Please work out how many lines in the data below contain "uitgesteld", and reply with that number alone.

(App and web page records)
####

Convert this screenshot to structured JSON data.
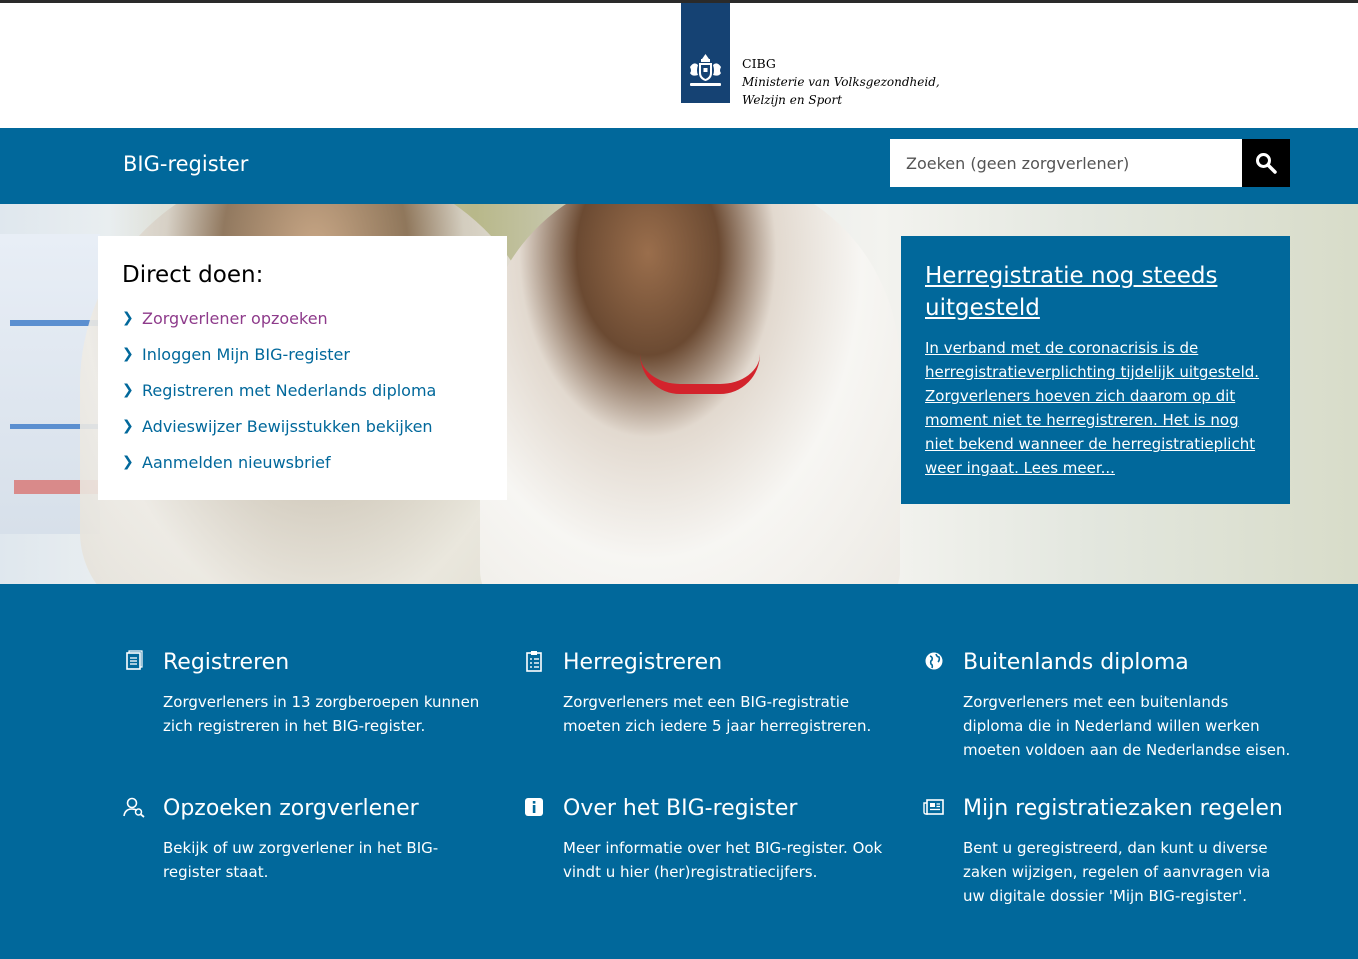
{
  "logo": {
    "org": "CIBG",
    "ministry_line1": "Ministerie van Volksgezondheid,",
    "ministry_line2": "Welzijn en Sport",
    "brand_color": "#154273",
    "icon": "royal-coat-of-arms-icon"
  },
  "header": {
    "site_title": "BIG-register",
    "search_placeholder": "Zoeken (geen zorgverlener)",
    "search_icon": "search-icon",
    "bar_color": "#01689b"
  },
  "direct": {
    "title": "Direct doen:",
    "items": [
      {
        "label": "Zorgverlener opzoeken",
        "visited": true
      },
      {
        "label": "Inloggen Mijn BIG-register",
        "visited": false
      },
      {
        "label": "Registreren met Nederlands diploma",
        "visited": false
      },
      {
        "label": "Advieswijzer Bewijsstukken bekijken",
        "visited": false
      },
      {
        "label": "Aanmelden nieuwsbrief",
        "visited": false
      }
    ]
  },
  "news": {
    "title": "Herregistratie nog steeds uitgesteld",
    "body": "In verband met de coronacrisis is de herregistratieverplichting tijdelijk uitgesteld. Zorgverleners hoeven zich daarom op dit moment niet te herregistreren. Het is nog niet bekend wanneer de herregistratieplicht weer ingaat. Lees meer..."
  },
  "tiles": [
    {
      "icon": "document-icon",
      "title": "Registreren",
      "text": "Zorgverleners in 13 zorgberoepen kunnen zich registreren in het BIG-register."
    },
    {
      "icon": "clipboard-icon",
      "title": "Herregistreren",
      "text": "Zorgverleners met een BIG-registratie moeten zich iedere 5 jaar herregistreren."
    },
    {
      "icon": "globe-icon",
      "title": "Buitenlands diploma",
      "text": "Zorgverleners met een buitenlands diploma die in Nederland willen werken moeten voldoen aan de Nederlandse eisen."
    },
    {
      "icon": "person-search-icon",
      "title": "Opzoeken zorgverlener",
      "text": "Bekijk of uw zorgverlener in het BIG-register staat."
    },
    {
      "icon": "info-icon",
      "title": "Over het BIG-register",
      "text": "Meer informatie over het BIG-register. Ook vindt u hier (her)registratiecijfers."
    },
    {
      "icon": "newspaper-icon",
      "title": "Mijn registratiezaken regelen",
      "text": "Bent u geregistreerd, dan kunt u diverse zaken wijzigen, regelen of aanvragen via uw digitale dossier 'Mijn BIG-register'."
    }
  ]
}
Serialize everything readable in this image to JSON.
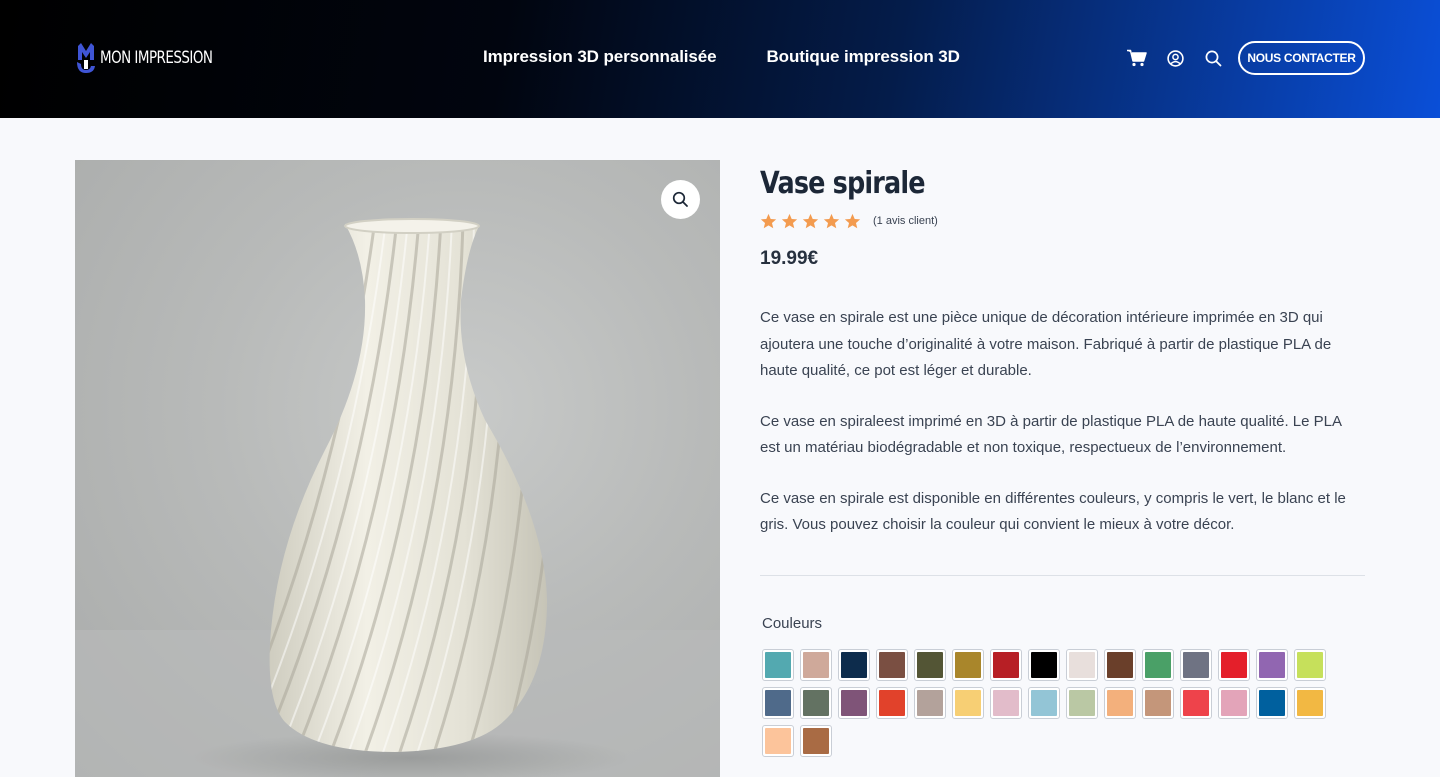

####

▸ Task output
2